A consensus of city commissioners Tuesday set the upcoming fiscal year's tentative millage rate at $2.9847 per $1,000 of taxable property value, which would cover $1.2 million in pay scale raises for general staff.
That rate, which the commissioner may lower but not raise before the budget becomes final in September, could make it $13 higher.
At Old City Hall on Tuesday, the second and final day of budget hearings, only Commissioner Mark Rossi opposed the millage rate.
"I will not support that, I'm sorry," Rossi said. "Let the record show that please."

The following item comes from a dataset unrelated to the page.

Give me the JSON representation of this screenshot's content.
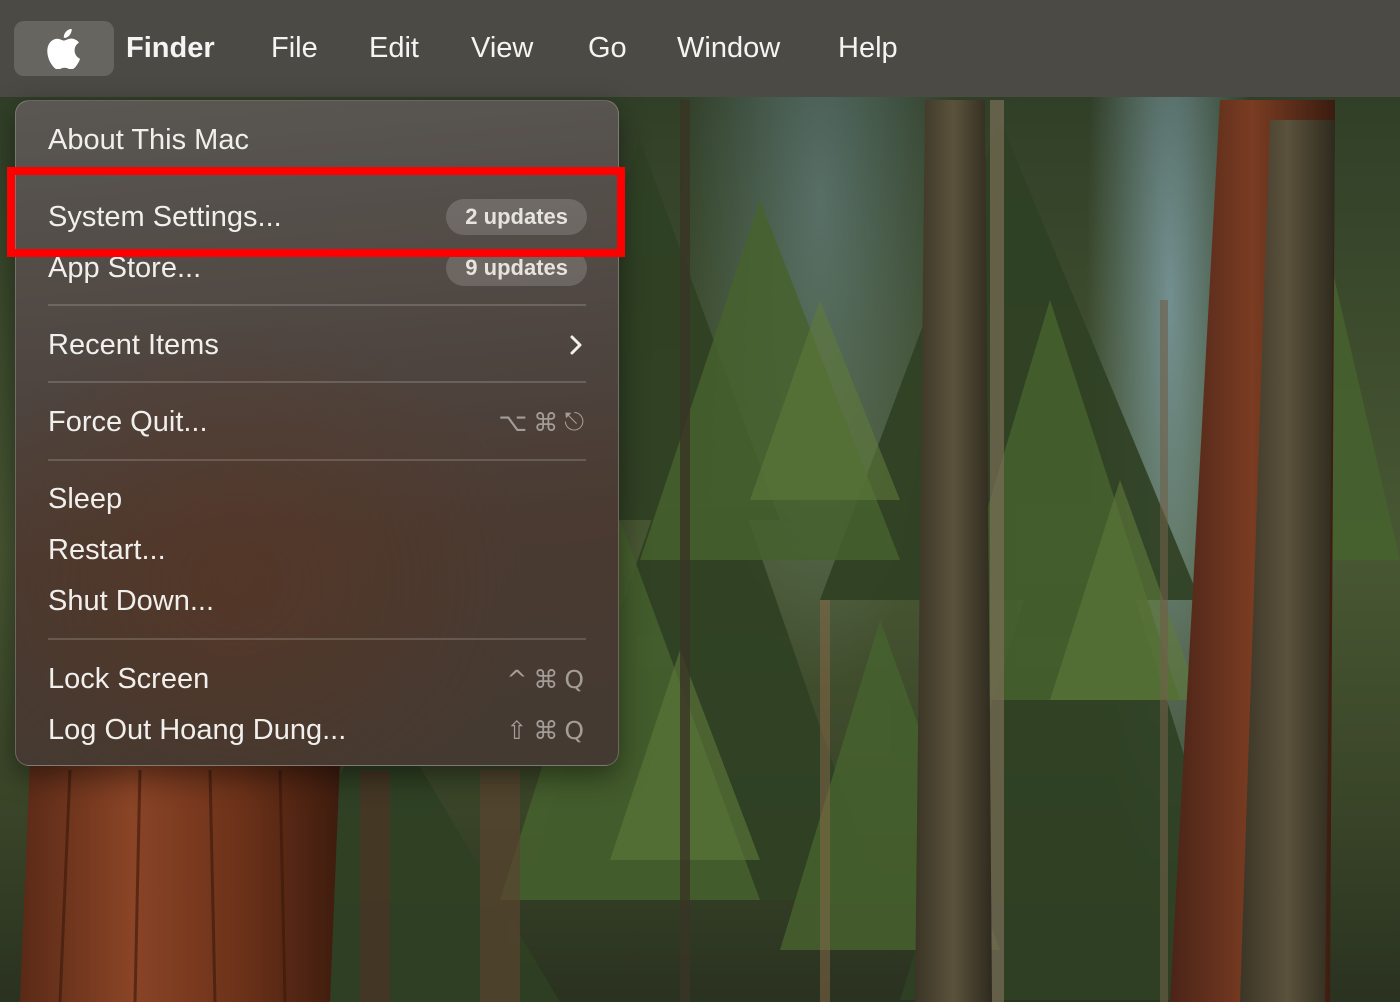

Assistant City Manager Sarah Spurlock led the budget hearings, a line-by-line reading of the entire proposed 2015 operating budgets of $44.6 million, a $3.5 million increase over last year's.
Staff and commissioners will return in September for a final round of budget hearings.
"We've chopped a lot of things out of this budget, but we'll continue to do that," City Manager Jim Scholl said Tuesday.
Commissioners Clayton Lopez and Billy Wardlow agreed that city employees deserve some type of higher starting pay.
"Even if we have to sacrifice our individual or collective pet projects -- some of the things we're just thinking about or just proposed," Lopez said
That $44.6 million budget includes $1.2 million to allow the fire department to take over ambulance services from a private company. The plan is to buy four ambulances and enough supplies to start serving the island, fire officials said.
The $1.2 million includes six months' worth of payments to Care/American Ambulance, which late last year told the city it was pulling out of Key West but would stick around in exchange for a monthly rate of $45,000.
But the $44.6 million operating budget does not include a pay scale upgrade, estimated at $1.2 million, which a consulting firm recommended this year after finding that Key West doesn't pay all of its employees the minimum market rate.
Cutting out the pay scale raises for entry-level jobs would make the millage rate $2.7625 per $1,000, staff said, and increase the monthly city portion of tax bills to up to $5.
City employees on the payroll receive raises each year, said Greg Veliz, who runs the public works department as part of Community Services.
"Why don't we raise the floor?" Veliz asked during his department's turn at the podium this week. "I've got a guy who for 16 years has been cutting grass at the baseball field. He's making $14 an hour. We're not getting anyone moving, just a view from the bottom."
Veliz said most of the lowest paid employees are working second jobs.
"Think how efficient they are showing up after stocking groceries all night at Winn-Dixie," Veliz told commissioners. "It's been 15 years since we've raised the entry-level position of $10.36 an hour for guys coming in the door."
The Florida Keys Aqueduct Authority pays $15.38 an hour to its lowest paid, newest employees, Veliz said.
"I've got openings all the time," he said. "I can't keep them filled. As the economy gets better, I get fewer and fewer applicants."